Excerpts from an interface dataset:
══════

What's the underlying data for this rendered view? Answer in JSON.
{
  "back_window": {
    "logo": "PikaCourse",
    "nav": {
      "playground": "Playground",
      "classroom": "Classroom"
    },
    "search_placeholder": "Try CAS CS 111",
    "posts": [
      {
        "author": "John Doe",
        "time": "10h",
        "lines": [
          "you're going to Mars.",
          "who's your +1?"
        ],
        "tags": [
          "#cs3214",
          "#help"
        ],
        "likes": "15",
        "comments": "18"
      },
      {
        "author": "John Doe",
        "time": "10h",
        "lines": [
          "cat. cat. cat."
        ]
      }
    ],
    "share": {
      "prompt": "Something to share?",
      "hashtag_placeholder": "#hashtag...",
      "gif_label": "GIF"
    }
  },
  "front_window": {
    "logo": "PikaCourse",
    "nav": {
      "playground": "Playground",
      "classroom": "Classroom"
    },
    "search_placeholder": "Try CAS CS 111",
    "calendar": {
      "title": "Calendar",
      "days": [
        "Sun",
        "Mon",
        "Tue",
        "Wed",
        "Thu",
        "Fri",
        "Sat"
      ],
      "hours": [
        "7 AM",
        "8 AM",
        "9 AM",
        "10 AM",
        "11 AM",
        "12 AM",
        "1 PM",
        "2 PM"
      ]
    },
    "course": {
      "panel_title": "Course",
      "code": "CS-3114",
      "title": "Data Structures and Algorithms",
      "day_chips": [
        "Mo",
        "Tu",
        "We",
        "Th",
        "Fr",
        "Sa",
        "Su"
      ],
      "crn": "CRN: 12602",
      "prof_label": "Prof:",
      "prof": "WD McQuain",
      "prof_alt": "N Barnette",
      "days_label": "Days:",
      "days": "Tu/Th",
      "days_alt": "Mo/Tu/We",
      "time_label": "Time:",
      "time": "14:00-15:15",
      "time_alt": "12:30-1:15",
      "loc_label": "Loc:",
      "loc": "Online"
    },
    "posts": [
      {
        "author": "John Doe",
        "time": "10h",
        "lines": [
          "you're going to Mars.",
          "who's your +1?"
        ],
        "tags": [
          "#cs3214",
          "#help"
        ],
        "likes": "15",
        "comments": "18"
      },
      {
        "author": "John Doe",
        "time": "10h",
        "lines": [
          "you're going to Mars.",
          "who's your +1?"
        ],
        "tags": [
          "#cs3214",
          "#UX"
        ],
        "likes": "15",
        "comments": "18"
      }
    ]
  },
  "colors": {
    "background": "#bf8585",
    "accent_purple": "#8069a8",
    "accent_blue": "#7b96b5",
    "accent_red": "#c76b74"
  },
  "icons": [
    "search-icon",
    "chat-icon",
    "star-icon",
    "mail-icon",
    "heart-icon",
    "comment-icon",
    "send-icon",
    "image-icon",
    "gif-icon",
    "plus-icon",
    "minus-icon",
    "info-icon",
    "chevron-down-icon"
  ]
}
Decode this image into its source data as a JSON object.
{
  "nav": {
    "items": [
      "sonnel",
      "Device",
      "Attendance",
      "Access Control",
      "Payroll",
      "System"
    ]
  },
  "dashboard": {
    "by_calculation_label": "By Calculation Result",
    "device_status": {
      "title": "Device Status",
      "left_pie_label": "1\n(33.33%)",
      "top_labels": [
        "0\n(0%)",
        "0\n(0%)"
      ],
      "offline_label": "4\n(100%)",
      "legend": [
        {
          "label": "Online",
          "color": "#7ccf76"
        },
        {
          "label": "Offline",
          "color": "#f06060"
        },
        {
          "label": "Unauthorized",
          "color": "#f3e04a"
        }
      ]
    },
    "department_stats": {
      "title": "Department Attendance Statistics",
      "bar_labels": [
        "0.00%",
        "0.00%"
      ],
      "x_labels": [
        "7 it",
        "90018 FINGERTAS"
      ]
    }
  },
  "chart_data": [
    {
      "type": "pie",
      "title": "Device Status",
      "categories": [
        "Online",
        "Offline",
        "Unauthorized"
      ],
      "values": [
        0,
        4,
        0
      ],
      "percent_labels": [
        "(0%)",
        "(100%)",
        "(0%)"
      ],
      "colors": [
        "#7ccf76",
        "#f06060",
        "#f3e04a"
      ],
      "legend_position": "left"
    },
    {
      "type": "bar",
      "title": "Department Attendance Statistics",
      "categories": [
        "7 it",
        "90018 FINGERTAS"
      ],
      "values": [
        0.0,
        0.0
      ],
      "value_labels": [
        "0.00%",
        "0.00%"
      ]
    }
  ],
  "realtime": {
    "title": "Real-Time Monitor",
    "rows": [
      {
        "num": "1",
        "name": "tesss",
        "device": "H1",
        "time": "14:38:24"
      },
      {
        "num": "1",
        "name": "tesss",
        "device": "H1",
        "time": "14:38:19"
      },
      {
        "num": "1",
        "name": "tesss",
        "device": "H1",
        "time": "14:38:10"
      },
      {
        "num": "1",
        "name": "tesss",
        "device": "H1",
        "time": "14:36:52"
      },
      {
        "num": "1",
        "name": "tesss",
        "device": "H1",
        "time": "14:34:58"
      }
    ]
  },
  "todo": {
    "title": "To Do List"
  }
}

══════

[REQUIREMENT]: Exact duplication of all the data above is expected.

[COMPLETED TASK]:
What's the underlying data for this rendered view? Answer in JSON.
{
  "back_window": {
    "logo": "PikaCourse",
    "nav": {
      "playground": "Playground",
      "classroom": "Classroom"
    },
    "search_placeholder": "Try CAS CS 111",
    "posts": [
      {
        "author": "John Doe",
        "time": "10h",
        "lines": [
          "you're going to Mars.",
          "who's your +1?"
        ],
        "tags": [
          "#cs3214",
          "#help"
        ],
        "likes": "15",
        "comments": "18"
      },
      {
        "author": "John Doe",
        "time": "10h",
        "lines": [
          "cat. cat. cat."
        ]
      }
    ],
    "share": {
      "prompt": "Something to share?",
      "hashtag_placeholder": "#hashtag...",
      "gif_label": "GIF"
    }
  },
  "front_window": {
    "logo": "PikaCourse",
    "nav": {
      "playground": "Playground",
      "classroom": "Classroom"
    },
    "search_placeholder": "Try CAS CS 111",
    "calendar": {
      "title": "Calendar",
      "days": [
        "Sun",
        "Mon",
        "Tue",
        "Wed",
        "Thu",
        "Fri",
        "Sat"
      ],
      "hours": [
        "7 AM",
        "8 AM",
        "9 AM",
        "10 AM",
        "11 AM",
        "12 AM",
        "1 PM",
        "2 PM"
      ]
    },
    "course": {
      "panel_title": "Course",
      "code": "CS-3114",
      "title": "Data Structures and Algorithms",
      "day_chips": [
        "Mo",
        "Tu",
        "We",
        "Th",
        "Fr",
        "Sa",
        "Su"
      ],
      "crn": "CRN: 12602",
      "prof_label": "Prof:",
      "prof": "WD McQuain",
      "prof_alt": "N Barnette",
      "days_label": "Days:",
      "days": "Tu/Th",
      "days_alt": "Mo/Tu/We",
      "time_label": "Time:",
      "time": "14:00-15:15",
      "time_alt": "12:30-1:15",
      "loc_label": "Loc:",
      "loc": "Online"
    },
    "posts": [
      {
        "author": "John Doe",
        "time": "10h",
        "lines": [
          "you're going to Mars.",
          "who's your +1?"
        ],
        "tags": [
          "#cs3214",
          "#help"
        ],
        "likes": "15",
        "comments": "18"
      },
      {
        "author": "John Doe",
        "time": "10h",
        "lines": [
          "you're going to Mars.",
          "who's your +1?"
        ],
        "tags": [
          "#cs3214",
          "#UX"
        ],
        "likes": "15",
        "comments": "18"
      }
    ]
  },
  "colors": {
    "background": "#bf8585",
    "accent_purple": "#8069a8",
    "accent_blue": "#7b96b5",
    "accent_red": "#c76b74"
  },
  "icons": [
    "search-icon",
    "chat-icon",
    "star-icon",
    "mail-icon",
    "heart-icon",
    "comment-icon",
    "send-icon",
    "image-icon",
    "gif-icon",
    "plus-icon",
    "minus-icon",
    "info-icon",
    "chevron-down-icon"
  ]
}
Decode this image into its source data as a JSON object.
{
  "nav": {
    "items": [
      "sonnel",
      "Device",
      "Attendance",
      "Access Control",
      "Payroll",
      "System"
    ]
  },
  "dashboard": {
    "by_calculation_label": "By Calculation Result",
    "device_status": {
      "title": "Device Status",
      "left_pie_label": "1\n(33.33%)",
      "top_labels": [
        "0\n(0%)",
        "0\n(0%)"
      ],
      "offline_label": "4\n(100%)",
      "legend": [
        {
          "label": "Online",
          "color": "#7ccf76"
        },
        {
          "label": "Offline",
          "color": "#f06060"
        },
        {
          "label": "Unauthorized",
          "color": "#f3e04a"
        }
      ]
    },
    "department_stats": {
      "title": "Department Attendance Statistics",
      "bar_labels": [
        "0.00%",
        "0.00%"
      ],
      "x_labels": [
        "7 it",
        "90018 FINGERTAS"
      ]
    }
  },
  "chart_data": [
    {
      "type": "pie",
      "title": "Device Status",
      "categories": [
        "Online",
        "Offline",
        "Unauthorized"
      ],
      "values": [
        0,
        4,
        0
      ],
      "percent_labels": [
        "(0%)",
        "(100%)",
        "(0%)"
      ],
      "colors": [
        "#7ccf76",
        "#f06060",
        "#f3e04a"
      ],
      "legend_position": "left"
    },
    {
      "type": "bar",
      "title": "Department Attendance Statistics",
      "categories": [
        "7 it",
        "90018 FINGERTAS"
      ],
      "values": [
        0.0,
        0.0
      ],
      "value_labels": [
        "0.00%",
        "0.00%"
      ]
    }
  ],
  "realtime": {
    "title": "Real-Time Monitor",
    "rows": [
      {
        "num": "1",
        "name": "tesss",
        "device": "H1",
        "time": "14:38:24"
      },
      {
        "num": "1",
        "name": "tesss",
        "device": "H1",
        "time": "14:38:19"
      },
      {
        "num": "1",
        "name": "tesss",
        "device": "H1",
        "time": "14:38:10"
      },
      {
        "num": "1",
        "name": "tesss",
        "device": "H1",
        "time": "14:36:52"
      },
      {
        "num": "1",
        "name": "tesss",
        "device": "H1",
        "time": "14:34:58"
      }
    ]
  },
  "todo": {
    "title": "To Do List"
  }
}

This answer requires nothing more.